*** Opening DATA SUPPLIED ***

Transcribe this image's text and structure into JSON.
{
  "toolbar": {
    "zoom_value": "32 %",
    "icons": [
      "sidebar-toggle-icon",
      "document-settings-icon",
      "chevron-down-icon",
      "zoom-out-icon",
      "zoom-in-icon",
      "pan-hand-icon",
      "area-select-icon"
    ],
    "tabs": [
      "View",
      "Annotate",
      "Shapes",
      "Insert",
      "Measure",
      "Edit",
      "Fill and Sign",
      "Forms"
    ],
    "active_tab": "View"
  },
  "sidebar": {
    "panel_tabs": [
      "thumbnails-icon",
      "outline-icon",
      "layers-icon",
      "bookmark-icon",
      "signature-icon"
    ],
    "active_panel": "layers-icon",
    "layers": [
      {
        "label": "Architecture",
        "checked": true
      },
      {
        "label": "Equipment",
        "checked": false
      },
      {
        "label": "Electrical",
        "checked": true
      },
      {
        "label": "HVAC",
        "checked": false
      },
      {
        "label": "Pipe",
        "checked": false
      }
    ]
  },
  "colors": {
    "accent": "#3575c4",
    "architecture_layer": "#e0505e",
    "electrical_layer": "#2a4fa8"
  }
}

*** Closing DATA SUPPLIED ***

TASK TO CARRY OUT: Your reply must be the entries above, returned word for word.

TASK RESPONSE:
Transcribe this image's text and structure into JSON.
{
  "toolbar": {
    "zoom_value": "32 %",
    "icons": [
      "sidebar-toggle-icon",
      "document-settings-icon",
      "chevron-down-icon",
      "zoom-out-icon",
      "zoom-in-icon",
      "pan-hand-icon",
      "area-select-icon"
    ],
    "tabs": [
      "View",
      "Annotate",
      "Shapes",
      "Insert",
      "Measure",
      "Edit",
      "Fill and Sign",
      "Forms"
    ],
    "active_tab": "View"
  },
  "sidebar": {
    "panel_tabs": [
      "thumbnails-icon",
      "outline-icon",
      "layers-icon",
      "bookmark-icon",
      "signature-icon"
    ],
    "active_panel": "layers-icon",
    "layers": [
      {
        "label": "Architecture",
        "checked": true
      },
      {
        "label": "Equipment",
        "checked": false
      },
      {
        "label": "Electrical",
        "checked": true
      },
      {
        "label": "HVAC",
        "checked": false
      },
      {
        "label": "Pipe",
        "checked": false
      }
    ]
  },
  "colors": {
    "accent": "#3575c4",
    "architecture_layer": "#e0505e",
    "electrical_layer": "#2a4fa8"
  }
}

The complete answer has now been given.